Messina, a bespectacled, fast-talking spin-meister (it’s his job, you understand) who’s nothing if not a master at conveying a sense of bottomless enthusiasm, can certainly relate to the tribulations faced by aspiring movie stars. As a child actor, he was fed through the Hollywood grist mill and spit out the other end after starring as the nerdy character Marc Cram on the popular Nickelodeon show Kenan & Kel in the late ‘90s. “Even [after being] a series regular on a show, I couldn’t get auditions. You know, it was such a tough road“, said Messina. “And honestly, the hardest auditions I ever had were horror auditions. Because it’s so hard to believably play fear in five minutes. So you know, coming from an actor’s background, I have so much respect for what the girls are going through.

Fincioen, the more outwardly placid yin to Messina’s yang, made a point of the fact that the show is, indeed, a great training ground for a young actress to prove herself rather than simply a quick road to fame. “It’s almost like getting on the show is like getting a movie“, she said. “We literally put them through probably four or five different callbacks, finals, in-the-room auditions in front of network and Lion’s Gate. It’s a process for them.

My conversation with the two executive producers was quickly followed by much hustling and barking as I was ushered into a hidden area in the back of the club, where I would be sequestered while the introduction to the Director’s Challenge was being shot.
As I sat alone in the dark in that back alcove, I couldn’t help but wonder whether the crowned winner of Scream Queens Season 2 would really, truly be able to shake off the often-poisonous label of “reality show contestant” and make a career for herself in horror films. It’s a little too early to tell – last season’s winner Tanedra Howard just came out in Saw VI this October – but if Howard’s relatively minor role in that sixth installment is any indication, it doesn’t seem like a very safe bet. The show, while a popular one for VH1, pales in comparison to the ratings of a network bonanza like American Idol, which for its winners (not to mention some of its losers) really does serve as a launching pad into the stratosphere of fame. And when it comes down to it, a brief bit of acting – no matter how much talent the performer displays – doesn’t really possess the same sort of primal, audience-grabbing allure that a roof-blowing musical performance does.
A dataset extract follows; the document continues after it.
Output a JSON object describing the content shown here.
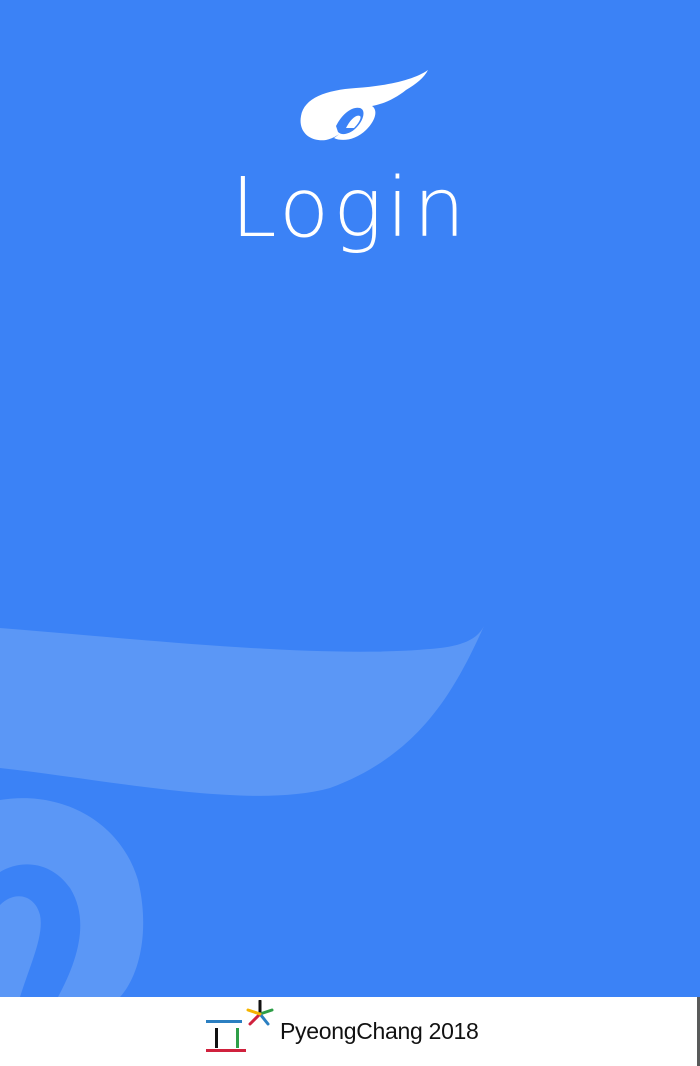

At the end of the day, I guess it really does all come down to whether the girls are in it for the long haul, or whether they’re just chasing after the kind of insta-fame that occurs these days when one appears as a character on a reality show. To my mind, that mass-produced, polished, Twitter-era tabloid nonsense is a phenomenon that seems contradictory to the punk-rock aesthetic of true, down-in-the-grime horror films. Tim Sullivan, without actually saying so, seems to agree.

We can’t just have somebody off the street who wants to be famous, and that’s the main thing“, he told me. “Are you here because you want to be famous? Or because you want to be an actress? Do you really want to be a scream queen? Because if you just wanna be famous, well just keep that site going on Facebook. Build that fan site to yourself and let everyone know every time you’re taking a pee or going to Starbucks. I won’t be following you. But many will.

Oh, and in case you were wondering, Sullivan’s favorite scream queens from the past are Fay Wray (“I just loved the way she screamed“), Barbara Steele (who he described as possessing “that sort of severe face that can default to beauty or to horror“) and, of course, Jamie Lee Curtis.

She was fantastic because she was sexy as hell, but she was completely down to earth, completely believable, and completely accessible. I think Jamie Lee Curtis is probably, of every scream queen, who I would suggest to the contestants on this show as the true role model.

It’s a great example for the girls to follow, but will Scream Queens ever be responsible for cultivating the modern-day version of our own beloved Jamie Lee? Probably not – but I give them points for trying.